Reporting for CNN in an article headlined, “COVID-19 could eventually be seasonal, scientists say,” Jacqueline Howard wrote Friday:
“At some point, scientists believe the rise and fall of coronavirus infections will resemble a more typical seasonal pattern. Early next year, health officials plan to hold serious discussions about what the end of the pandemic might look like and how we’ll know when we’ve reached that point.”
Seriously, they’re talking about planning the end of the pandemic?
Yes, please. More of that. Talk early. Talk often. People have lives to live, money to make, dreams to follow.
As Ben Shapiro might call it, the Dempanic of 2020 has been disruptive to an acceptable degree. The journalistic hysteria over it and the policy usurpations have created an untenable situation in our republic.
Here’s how it looks to Irene Heron, who wrote this week at The American Thinker:
“Our country is still under the sway of a medical bureaucrat who has amassed so much power that it appears he struck a deal with Lucifer himself. Living in New York makes it appear as if the freedom and prosperity we enjoyed in 2019 were only a dream.”

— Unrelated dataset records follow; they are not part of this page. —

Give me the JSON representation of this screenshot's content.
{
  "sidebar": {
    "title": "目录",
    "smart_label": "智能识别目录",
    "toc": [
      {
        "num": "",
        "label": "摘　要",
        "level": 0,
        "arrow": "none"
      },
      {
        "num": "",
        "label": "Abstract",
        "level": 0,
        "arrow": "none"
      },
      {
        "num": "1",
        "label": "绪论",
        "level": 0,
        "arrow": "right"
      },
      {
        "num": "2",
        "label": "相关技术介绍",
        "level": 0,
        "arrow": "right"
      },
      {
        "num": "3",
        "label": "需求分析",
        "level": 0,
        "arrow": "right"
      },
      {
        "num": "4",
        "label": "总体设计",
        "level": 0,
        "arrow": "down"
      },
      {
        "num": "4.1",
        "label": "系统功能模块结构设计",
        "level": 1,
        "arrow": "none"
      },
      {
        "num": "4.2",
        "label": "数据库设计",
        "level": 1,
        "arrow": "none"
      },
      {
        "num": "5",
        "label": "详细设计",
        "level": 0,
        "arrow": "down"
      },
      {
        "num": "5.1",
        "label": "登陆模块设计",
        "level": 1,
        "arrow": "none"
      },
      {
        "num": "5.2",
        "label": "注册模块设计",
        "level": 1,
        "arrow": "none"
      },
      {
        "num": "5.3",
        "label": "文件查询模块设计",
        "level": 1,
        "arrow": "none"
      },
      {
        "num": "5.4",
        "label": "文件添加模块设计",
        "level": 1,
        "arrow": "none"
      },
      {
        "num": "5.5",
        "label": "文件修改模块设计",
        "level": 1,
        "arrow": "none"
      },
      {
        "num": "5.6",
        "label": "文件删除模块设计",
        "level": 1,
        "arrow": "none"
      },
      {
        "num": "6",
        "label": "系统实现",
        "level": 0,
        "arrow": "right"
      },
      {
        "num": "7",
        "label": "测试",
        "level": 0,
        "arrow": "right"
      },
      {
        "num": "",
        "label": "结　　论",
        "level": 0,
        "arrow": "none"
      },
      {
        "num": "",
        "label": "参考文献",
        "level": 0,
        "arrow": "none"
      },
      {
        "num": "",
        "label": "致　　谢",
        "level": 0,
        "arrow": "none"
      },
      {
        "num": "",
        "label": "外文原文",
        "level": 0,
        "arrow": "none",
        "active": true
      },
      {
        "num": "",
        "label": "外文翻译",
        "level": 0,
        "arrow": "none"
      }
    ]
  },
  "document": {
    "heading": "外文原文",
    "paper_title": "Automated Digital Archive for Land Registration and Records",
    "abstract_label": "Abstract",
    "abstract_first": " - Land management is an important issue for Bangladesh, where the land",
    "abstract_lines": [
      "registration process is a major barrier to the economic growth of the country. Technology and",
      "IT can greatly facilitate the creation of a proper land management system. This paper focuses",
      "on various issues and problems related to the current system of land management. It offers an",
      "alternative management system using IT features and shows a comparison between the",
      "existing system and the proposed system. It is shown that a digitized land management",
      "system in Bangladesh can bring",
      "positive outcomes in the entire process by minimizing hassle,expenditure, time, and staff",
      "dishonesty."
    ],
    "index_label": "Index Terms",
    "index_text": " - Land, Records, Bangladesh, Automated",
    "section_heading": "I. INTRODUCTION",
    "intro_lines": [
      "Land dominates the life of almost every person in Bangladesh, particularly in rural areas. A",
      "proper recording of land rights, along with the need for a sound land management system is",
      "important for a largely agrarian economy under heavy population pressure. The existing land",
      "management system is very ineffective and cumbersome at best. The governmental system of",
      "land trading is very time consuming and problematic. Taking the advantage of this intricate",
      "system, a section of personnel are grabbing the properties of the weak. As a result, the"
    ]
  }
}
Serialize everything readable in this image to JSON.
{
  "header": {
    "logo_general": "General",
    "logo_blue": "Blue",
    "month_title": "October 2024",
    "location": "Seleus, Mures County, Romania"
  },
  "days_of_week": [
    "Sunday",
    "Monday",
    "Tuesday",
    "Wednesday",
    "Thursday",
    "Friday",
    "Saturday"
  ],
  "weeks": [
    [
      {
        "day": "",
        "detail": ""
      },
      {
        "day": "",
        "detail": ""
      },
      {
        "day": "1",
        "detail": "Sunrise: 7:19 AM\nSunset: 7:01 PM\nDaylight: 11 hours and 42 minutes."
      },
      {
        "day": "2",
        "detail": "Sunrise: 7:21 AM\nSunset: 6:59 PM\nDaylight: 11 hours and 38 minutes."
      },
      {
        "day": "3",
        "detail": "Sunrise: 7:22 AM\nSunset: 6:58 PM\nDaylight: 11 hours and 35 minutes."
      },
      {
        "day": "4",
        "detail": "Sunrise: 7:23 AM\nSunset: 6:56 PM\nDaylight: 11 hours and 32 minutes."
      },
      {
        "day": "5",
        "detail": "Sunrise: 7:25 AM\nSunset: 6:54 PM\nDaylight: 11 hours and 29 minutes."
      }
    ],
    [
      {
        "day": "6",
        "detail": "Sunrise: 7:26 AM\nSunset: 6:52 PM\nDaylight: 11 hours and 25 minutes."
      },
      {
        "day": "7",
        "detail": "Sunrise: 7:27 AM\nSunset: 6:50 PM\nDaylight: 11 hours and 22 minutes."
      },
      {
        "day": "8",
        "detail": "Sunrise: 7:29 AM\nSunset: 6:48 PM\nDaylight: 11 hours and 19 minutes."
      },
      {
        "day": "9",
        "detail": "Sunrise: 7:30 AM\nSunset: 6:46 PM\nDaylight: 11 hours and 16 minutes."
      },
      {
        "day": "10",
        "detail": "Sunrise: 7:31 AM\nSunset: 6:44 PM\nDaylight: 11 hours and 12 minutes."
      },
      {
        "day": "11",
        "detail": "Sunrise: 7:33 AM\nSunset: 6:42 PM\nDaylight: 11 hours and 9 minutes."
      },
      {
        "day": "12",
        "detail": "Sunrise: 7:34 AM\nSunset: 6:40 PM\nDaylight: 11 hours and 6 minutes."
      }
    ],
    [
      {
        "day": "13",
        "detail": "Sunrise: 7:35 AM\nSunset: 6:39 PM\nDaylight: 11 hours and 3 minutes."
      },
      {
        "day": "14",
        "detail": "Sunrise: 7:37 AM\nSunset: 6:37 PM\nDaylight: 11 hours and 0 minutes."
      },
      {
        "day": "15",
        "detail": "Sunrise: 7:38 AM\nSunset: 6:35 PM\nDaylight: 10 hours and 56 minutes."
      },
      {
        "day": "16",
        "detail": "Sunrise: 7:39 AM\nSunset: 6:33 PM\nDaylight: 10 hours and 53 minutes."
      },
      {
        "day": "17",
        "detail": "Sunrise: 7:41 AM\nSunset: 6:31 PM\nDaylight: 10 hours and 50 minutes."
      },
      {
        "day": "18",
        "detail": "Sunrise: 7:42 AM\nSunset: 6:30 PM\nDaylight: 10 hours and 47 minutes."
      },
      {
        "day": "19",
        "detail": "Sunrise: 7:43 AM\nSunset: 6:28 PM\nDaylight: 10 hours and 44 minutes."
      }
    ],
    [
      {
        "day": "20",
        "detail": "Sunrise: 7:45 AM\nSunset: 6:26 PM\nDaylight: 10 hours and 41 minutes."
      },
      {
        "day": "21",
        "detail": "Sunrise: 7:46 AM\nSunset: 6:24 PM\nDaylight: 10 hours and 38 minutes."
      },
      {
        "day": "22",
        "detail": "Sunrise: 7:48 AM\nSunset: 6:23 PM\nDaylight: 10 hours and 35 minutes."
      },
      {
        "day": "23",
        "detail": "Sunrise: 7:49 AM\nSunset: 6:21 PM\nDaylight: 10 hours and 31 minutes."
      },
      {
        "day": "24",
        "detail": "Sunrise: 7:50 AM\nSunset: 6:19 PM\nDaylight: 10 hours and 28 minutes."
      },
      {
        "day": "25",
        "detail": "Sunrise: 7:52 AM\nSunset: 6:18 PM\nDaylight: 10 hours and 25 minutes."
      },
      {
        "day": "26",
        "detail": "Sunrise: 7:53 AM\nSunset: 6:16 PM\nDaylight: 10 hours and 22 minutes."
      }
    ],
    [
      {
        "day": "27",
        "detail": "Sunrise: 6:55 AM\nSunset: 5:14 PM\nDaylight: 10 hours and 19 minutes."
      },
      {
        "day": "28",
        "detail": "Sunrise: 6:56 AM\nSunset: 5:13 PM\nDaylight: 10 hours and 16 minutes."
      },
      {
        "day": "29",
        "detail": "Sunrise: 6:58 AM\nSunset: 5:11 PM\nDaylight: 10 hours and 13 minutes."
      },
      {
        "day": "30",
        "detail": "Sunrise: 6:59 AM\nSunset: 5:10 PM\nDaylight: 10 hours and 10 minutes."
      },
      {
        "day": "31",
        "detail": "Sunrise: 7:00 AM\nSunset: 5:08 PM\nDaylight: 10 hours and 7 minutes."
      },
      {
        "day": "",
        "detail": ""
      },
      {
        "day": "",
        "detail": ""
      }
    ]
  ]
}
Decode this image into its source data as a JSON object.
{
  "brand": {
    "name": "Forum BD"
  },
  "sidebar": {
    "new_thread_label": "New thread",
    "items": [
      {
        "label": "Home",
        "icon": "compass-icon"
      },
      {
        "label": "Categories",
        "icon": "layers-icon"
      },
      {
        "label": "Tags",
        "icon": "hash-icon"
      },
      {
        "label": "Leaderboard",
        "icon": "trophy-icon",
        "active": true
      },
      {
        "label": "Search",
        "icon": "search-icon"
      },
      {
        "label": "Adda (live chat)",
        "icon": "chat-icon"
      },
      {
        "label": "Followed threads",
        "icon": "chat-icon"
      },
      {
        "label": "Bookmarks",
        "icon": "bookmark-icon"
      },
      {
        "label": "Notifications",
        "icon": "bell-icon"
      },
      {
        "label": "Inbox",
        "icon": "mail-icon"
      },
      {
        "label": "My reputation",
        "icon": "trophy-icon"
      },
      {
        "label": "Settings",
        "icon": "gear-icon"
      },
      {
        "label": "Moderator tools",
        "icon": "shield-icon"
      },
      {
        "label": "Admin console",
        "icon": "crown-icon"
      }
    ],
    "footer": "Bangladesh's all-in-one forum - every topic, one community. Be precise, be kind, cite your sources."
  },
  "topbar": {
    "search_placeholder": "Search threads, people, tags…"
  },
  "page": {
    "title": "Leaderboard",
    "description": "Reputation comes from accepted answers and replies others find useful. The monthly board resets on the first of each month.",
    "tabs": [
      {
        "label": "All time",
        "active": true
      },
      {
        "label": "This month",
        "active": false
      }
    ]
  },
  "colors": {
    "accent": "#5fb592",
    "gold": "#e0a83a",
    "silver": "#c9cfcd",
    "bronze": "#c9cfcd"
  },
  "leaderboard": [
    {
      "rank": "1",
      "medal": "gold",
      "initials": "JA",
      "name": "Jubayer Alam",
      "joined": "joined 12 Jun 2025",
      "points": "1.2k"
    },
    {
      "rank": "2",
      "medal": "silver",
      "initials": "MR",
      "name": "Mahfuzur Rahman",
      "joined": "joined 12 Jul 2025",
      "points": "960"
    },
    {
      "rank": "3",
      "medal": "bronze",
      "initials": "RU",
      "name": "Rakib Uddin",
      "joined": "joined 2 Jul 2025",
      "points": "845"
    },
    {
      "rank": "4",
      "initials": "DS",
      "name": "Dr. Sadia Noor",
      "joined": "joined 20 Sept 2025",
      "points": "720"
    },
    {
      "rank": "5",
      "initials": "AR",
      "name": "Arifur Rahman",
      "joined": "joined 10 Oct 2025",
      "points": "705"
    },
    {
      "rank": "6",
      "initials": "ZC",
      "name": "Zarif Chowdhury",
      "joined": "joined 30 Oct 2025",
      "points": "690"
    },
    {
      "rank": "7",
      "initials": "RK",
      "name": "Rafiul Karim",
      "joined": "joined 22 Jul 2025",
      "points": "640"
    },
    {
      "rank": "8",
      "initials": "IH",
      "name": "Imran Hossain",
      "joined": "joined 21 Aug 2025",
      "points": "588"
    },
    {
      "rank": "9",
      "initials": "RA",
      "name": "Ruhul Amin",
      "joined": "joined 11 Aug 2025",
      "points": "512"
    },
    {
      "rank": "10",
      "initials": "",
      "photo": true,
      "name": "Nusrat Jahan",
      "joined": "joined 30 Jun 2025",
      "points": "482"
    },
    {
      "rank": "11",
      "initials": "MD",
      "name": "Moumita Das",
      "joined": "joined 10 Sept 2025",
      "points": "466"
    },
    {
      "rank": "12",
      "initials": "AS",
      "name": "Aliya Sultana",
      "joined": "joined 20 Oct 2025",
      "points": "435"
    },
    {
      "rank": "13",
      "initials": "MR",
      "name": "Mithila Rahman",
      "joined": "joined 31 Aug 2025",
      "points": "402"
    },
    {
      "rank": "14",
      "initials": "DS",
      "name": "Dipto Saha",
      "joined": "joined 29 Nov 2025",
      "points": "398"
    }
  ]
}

Laboring under the shared nightmare vision of COVID-19 annihilation, America mobilized as suddenly and totally as if the United States were at war.
The singularly all-consuming black swan event that inaugurated the 20’s was the ultimately viral news story (of course, about a virus) that epitomized the coincident achievement of near-universal adoption of interactive multimedia devices with virtually unlimited free publishing.
The guy that wrote the book on Neo’s shelf in the first Matrix movie would call it a “televised event phenomenon.” Writing about the 1991 Gulf War in Iraq, French postmodern philosopher Jean Baudrillard could have been writing about the Coronavirus Panic of 2020:
“Through the power of the media, this war liberates an exponential mass of stupidity, not the specific stupidity of war, which is significant, but the professional and functional stupidity of those who pontificate in perpetual commentary on the event.”
How does such stupidity exist with such mass and persistence at the engineering level of analysis? Baudrillard noticed broadcast and cable television news and the way media consumers used it in the early 1990s had the same failsafe for stupidity in it that this decade’s social media has:
“Fortunately, no one will hold this expert or general, or that hired intellectual, accountable for the idiocies or absurdities proffered the day before because those of the next day will erase these. As a result of the ultra-rapid succession of phony events and phony discourses, everyone is amnestied.”
So the goalposts keep moving, the narrative keeps changing, the old claims and promises keep getting forgotten and lost in the new faked up escalation of the crisis, becomes, “The laundering of stupidity by the escalation of stupidity, which recreates a kind of total innocence, namely the innocence of washed and bleached brains, stupefied not by violence but by the sinister insignificance of the images.”
But social media has a check against stupidity that cable and broadcast news, even print news, didn’t to the degree social media does. It might be only a matter of time before we see how effective it ultimately is: Social media entices the intellectuals for hire to save all the idiocies and absurdities they’ve proffered to a public archive in an instantly accessible form at a freely shareable hyperlink. We may yet see the chickens come home to roost.